We plan to install the monitoring system soon, which will allow us to track how successful the tunnel is. We will also have a system that will allow us to monitor individual possum’s movements using microchips and readers and camera imagery, which will be really helpful for monitoring and research.
I was introduced to the possum by Dean Heinze, before I was the environment officer. He is one of the world’s leading experts on the possum and was on the mountain doing survey work. He brought a possum into the RMB office once when I was working the front desk. It was so beautiful. And when we were working on the second tunnel, we were able to also introduce the local contractors to a possum. After that they really understood what they were doing and why, and they put such attention into building the boulderfield so it would be perfect for the movement of the possums.

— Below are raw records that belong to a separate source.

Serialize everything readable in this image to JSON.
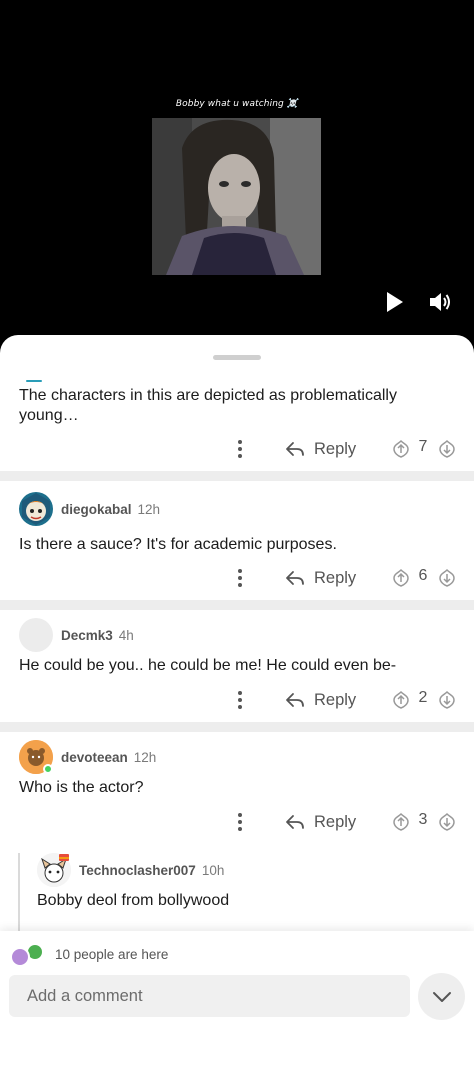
{
  "video": {
    "caption": "Bobby what u watching ☠️"
  },
  "comments": [
    {
      "text": "The characters in this are depicted as problematically young…",
      "reply_label": "Reply",
      "vote_count": "7"
    },
    {
      "username": "diegokabal",
      "time": "12h",
      "text": "Is there a sauce? It's for academic purposes.",
      "reply_label": "Reply",
      "vote_count": "6"
    },
    {
      "username": "Decmk3",
      "time": "4h",
      "text": "He could be you.. he could be me! He could even be-",
      "reply_label": "Reply",
      "vote_count": "2"
    },
    {
      "username": "devoteean",
      "time": "12h",
      "text": "Who is the actor?",
      "reply_label": "Reply",
      "vote_count": "3"
    },
    {
      "username": "Technoclasher007",
      "time": "10h",
      "text": "Bobby deol from bollywood"
    }
  ],
  "footer": {
    "presence_text": "10 people are here",
    "comment_placeholder": "Add a comment"
  },
  "colors": {
    "background_dark": "#000000",
    "sheet": "#ffffff",
    "separator": "#ededed",
    "online_dot": "#46d160"
  }
}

I’ve learnt a lot about the MPP, from Dean and other experts and now I am the resort representative on the state recovery team for the Mountain Pygmy Possum.
The MPP recovery effort is a great story for Mt Hotham. A range of government departments, researchers and land managers have all been working together for years to bring the species back from the brink of extinction. We share skills and knowledge across the different resorts. I am very grateful to be involved in helping the possums long term and especially glad we could finally get this second tunnel built! I also genuinely appreciated ALL the people that helped contribute to the tunnel project.
You can contact Anita Coia, Media and Communications Officer for Mt Hotham Alpine Resort Management Board by email at firstname.lastname@example.org
For further information of the resort’s environmental policy and actions please check here.
For details on the Mountain Pygmy Possum please check here.
For details on Hotham’s work to ensure the survival of the possum please check here.